This mixed method study found that teachers’ attitudes toward inclusion practices in the middle Georgia area in the past six years have become more inclusive. The study also showed that teachers’ attitudes about inclusion varied from elementary, middle and high schools; and those teachers’ attitudes do affect the implementation of inclusion. The participants were preservice teachers in elementary, middle, high school and special education classrooms. They completed a questionnaire to evaluate their field placements by rating their experiences and noting their observations of inclusive education in local schools where they were required to volunteer 20 hours weekly for about six weeks. The responses over the years show that attitudes toward inclusion have become more favorable among teachers and that understanding of the meaning of inclusion improved in the preservice teachers. The percent responding positively about inclusion varied from 84% to 87% over the years. The results also show the differences between host teachers’ attitudes toward inclusion--elementary teachers’ attitudes were more positive than teachers of older students.

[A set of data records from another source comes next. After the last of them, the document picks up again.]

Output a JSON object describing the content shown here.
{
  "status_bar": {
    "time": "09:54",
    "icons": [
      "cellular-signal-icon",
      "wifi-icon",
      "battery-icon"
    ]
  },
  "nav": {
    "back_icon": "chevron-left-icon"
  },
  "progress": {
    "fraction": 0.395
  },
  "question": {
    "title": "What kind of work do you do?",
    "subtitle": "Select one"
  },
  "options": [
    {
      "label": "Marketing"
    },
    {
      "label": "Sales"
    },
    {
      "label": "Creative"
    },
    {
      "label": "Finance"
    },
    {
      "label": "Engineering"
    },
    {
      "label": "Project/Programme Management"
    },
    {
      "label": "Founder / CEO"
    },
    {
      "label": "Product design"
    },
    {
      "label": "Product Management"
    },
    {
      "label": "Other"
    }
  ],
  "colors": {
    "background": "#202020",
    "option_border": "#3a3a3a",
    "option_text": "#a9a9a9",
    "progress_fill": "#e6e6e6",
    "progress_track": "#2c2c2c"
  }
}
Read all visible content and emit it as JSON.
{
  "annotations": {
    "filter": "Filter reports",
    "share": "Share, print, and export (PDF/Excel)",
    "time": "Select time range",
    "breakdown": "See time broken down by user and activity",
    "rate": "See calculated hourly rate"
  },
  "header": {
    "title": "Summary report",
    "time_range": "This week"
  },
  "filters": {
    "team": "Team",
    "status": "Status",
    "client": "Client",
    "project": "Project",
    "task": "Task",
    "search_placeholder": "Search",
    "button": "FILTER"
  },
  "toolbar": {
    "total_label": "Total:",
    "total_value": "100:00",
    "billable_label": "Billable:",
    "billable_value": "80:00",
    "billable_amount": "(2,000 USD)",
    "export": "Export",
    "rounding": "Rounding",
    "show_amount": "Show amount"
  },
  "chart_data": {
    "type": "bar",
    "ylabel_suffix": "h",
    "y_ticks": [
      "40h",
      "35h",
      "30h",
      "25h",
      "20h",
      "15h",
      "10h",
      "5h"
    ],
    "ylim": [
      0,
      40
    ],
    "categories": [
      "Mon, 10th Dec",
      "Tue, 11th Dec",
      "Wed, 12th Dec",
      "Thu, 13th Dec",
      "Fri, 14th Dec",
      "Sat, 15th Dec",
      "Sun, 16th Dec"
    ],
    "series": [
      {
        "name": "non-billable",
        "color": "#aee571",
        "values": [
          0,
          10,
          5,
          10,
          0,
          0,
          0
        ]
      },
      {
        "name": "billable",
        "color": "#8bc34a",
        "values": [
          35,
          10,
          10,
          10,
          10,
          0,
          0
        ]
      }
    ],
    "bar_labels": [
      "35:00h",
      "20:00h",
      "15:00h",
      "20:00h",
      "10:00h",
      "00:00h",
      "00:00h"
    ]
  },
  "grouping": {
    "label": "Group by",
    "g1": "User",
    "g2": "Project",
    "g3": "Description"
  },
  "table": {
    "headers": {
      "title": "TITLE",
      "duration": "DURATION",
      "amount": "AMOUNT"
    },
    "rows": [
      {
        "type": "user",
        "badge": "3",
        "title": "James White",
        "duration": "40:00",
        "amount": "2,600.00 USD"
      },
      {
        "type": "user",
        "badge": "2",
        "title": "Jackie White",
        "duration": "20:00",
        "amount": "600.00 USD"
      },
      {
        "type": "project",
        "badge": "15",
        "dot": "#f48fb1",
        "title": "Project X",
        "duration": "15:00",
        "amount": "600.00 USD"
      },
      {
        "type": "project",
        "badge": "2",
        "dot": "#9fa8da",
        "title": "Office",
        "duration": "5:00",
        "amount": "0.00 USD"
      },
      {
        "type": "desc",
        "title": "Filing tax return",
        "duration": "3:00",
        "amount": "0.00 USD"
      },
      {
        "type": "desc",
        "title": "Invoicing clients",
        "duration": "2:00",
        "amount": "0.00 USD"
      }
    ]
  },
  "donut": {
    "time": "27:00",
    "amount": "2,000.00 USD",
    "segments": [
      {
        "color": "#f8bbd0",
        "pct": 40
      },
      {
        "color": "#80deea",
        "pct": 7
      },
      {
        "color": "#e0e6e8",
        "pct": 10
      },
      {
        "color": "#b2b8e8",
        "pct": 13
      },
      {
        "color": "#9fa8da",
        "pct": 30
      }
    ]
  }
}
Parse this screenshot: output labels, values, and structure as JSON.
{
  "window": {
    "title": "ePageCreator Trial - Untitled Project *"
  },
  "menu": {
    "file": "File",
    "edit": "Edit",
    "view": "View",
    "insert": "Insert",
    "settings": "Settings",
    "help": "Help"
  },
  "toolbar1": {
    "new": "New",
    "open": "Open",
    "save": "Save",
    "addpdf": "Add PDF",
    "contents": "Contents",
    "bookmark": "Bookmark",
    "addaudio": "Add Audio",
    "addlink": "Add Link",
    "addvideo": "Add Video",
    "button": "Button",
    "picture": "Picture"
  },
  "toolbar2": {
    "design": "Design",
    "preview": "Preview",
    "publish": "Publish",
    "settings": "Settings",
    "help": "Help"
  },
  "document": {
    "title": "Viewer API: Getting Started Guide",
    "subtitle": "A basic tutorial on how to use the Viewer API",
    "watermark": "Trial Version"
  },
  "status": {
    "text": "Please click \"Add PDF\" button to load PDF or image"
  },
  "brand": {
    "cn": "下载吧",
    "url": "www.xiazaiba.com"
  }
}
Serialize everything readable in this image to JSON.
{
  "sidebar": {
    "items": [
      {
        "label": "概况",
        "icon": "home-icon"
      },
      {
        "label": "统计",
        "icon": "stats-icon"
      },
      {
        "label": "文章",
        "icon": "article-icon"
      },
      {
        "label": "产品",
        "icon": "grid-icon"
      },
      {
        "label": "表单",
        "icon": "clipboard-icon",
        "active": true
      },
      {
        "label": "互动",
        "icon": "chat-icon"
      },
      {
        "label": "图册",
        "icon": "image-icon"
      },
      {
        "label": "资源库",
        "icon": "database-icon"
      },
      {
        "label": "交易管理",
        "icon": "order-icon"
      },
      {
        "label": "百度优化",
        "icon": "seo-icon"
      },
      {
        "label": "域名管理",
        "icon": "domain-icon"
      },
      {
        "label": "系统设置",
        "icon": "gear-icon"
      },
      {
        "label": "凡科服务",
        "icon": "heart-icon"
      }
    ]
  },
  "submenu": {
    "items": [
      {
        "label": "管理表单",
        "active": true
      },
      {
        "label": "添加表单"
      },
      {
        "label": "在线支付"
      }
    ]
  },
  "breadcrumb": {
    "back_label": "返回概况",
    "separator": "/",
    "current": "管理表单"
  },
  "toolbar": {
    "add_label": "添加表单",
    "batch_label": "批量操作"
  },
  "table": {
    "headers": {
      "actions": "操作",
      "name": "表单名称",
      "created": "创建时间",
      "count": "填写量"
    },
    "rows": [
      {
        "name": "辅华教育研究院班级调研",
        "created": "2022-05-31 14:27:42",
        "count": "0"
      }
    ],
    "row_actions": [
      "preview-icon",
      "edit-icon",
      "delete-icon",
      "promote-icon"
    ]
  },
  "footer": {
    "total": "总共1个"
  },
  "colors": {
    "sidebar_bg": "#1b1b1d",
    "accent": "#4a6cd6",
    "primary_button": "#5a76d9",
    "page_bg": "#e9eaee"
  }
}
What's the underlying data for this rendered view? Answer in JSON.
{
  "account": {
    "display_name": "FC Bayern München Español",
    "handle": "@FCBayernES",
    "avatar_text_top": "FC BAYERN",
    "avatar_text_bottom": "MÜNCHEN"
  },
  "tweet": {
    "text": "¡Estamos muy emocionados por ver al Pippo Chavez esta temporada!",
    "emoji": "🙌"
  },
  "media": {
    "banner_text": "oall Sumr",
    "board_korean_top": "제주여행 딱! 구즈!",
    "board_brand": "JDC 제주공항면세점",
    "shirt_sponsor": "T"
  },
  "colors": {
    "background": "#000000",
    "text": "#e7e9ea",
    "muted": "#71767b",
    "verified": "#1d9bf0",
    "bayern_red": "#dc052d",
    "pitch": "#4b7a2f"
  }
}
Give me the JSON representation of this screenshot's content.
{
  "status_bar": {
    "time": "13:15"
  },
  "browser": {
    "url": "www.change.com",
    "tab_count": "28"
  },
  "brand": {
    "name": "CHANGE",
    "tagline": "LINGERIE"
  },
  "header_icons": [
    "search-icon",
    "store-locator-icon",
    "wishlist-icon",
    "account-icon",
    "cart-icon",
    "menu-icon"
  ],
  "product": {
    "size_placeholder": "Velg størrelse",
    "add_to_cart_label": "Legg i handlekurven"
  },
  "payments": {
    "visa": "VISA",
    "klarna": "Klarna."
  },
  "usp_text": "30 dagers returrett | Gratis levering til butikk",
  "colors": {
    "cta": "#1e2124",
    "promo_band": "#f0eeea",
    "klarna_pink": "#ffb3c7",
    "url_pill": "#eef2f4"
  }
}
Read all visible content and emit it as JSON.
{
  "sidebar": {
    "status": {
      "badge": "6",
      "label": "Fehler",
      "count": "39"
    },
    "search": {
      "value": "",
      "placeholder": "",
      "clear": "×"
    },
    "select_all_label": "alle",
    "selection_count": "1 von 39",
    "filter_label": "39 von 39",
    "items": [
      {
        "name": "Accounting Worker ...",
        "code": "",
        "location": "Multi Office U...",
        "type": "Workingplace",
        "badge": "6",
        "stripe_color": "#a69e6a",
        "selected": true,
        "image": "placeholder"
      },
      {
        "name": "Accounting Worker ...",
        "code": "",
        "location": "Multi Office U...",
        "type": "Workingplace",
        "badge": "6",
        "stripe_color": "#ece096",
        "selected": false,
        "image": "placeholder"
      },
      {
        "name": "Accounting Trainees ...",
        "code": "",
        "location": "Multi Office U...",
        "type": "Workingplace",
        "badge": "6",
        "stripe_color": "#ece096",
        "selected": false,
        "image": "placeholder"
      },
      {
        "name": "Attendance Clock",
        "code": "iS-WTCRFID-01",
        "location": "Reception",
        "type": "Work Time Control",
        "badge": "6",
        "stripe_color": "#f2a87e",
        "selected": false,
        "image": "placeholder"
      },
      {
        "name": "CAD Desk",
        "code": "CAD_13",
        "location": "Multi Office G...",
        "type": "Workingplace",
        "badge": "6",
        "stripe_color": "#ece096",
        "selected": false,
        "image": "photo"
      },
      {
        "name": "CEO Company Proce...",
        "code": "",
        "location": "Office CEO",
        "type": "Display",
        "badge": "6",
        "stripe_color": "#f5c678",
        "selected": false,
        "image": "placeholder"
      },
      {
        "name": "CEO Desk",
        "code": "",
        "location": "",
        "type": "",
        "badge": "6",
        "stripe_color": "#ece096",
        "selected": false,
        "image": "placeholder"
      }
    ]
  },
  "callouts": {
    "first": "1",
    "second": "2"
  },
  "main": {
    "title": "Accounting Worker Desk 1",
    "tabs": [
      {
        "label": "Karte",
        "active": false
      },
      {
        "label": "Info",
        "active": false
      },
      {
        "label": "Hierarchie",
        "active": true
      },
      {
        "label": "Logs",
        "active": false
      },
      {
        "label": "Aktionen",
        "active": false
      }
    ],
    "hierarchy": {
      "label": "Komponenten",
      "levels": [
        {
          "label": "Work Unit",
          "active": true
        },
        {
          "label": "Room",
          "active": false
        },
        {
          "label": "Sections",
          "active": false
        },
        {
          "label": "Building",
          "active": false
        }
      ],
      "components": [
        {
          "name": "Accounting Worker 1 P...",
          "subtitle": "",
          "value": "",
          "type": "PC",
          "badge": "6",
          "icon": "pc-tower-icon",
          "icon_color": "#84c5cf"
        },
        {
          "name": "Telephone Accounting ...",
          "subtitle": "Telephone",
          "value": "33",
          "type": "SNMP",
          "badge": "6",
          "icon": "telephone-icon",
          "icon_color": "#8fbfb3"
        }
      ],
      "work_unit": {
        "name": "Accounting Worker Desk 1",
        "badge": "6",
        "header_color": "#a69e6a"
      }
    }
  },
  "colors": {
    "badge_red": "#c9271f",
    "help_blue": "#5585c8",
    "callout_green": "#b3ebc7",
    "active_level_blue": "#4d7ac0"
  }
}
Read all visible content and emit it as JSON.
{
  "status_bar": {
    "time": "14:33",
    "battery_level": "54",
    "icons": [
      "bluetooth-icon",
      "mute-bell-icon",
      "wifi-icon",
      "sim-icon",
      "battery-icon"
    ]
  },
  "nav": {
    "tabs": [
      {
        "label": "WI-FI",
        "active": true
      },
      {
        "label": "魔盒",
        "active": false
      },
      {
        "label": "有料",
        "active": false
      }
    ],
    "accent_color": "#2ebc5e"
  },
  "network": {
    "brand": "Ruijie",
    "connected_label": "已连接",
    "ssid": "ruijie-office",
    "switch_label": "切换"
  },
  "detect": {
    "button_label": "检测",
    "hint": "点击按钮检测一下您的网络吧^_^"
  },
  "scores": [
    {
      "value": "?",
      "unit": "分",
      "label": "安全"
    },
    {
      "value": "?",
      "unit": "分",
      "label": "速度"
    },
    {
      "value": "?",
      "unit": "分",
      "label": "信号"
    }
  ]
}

Brooks, K. K.
Changes in Preservice Teachers' Observations of Middle Georgia Schools and Teacher Practice in the Inclusion of Students with Disabilities from 1998 to 2006,
Electronic Journal for Inclusive Education, 2